We consider a closed curve C around an electric current i. Other than the current i there is no matter present; this is the microscopic (or vacuum) formulation of Ampère's law. Mathematically the law reads

where for SI units and for Gaussian units. Here μ0 is the magnetic constant (also known as vacuum permeability), and c is the speed of light. The vector field B is known as the magnetic induction. The direction of integration along C matches i in the sense of a right-handed screw. Drive such a screw in the direction of positive i (which is from + to − voltage) then the direction of rotation of the screw is the direction of integration along C. Equivalently: lay your right hand around C and integrate from wrist to fingers, then i runs in the direction of your stretched thumb.

Relation with Maxwell's equation

Ampère's law follows from the following Maxwell equation with zero displacement current:

where is the curl of the vector field B(r) and J(r) is the current density (amount of charge passing through a unit surface in unit time, i.e., electric current per unit surface). Further for SI units and for Gaussian units.

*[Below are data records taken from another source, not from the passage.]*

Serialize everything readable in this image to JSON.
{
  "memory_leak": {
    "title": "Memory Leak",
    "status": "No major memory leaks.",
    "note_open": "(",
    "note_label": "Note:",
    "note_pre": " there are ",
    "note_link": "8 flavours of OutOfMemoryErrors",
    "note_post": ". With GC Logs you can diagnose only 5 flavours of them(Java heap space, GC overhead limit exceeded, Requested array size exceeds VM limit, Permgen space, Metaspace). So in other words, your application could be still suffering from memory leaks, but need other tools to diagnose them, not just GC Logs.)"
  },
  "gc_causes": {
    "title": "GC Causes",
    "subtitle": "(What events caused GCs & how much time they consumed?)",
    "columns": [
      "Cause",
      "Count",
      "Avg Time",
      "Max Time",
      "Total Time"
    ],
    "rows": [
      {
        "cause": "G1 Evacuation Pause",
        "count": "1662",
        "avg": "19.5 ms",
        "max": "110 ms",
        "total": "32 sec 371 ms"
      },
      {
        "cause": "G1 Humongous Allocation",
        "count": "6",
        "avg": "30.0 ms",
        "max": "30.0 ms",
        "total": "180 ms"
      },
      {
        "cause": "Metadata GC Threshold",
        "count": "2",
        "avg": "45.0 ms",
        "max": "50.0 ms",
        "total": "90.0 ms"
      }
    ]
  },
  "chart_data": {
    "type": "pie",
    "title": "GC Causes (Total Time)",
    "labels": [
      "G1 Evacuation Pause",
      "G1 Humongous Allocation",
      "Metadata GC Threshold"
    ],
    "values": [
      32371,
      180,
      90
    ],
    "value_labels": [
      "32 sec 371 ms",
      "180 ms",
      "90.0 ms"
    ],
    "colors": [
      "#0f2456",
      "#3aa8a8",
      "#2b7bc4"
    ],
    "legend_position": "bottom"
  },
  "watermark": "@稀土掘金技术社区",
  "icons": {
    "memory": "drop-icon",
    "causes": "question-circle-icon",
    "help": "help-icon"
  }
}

Integrate both sides over a surface S and note that the infinitesimal element dS is by definition a vector with length equal to the surface of the infinitesimal element and direction normal (perpendicular) to the element. The inner product is the current di through dS and the surface integral is the total current i through S. Hence,

Applying to the left-hand side Stokes' theorem that reads for any vector field A,

where S is the surface bordered by the closed curve C, we find

which is indeed Ampère's law.

See also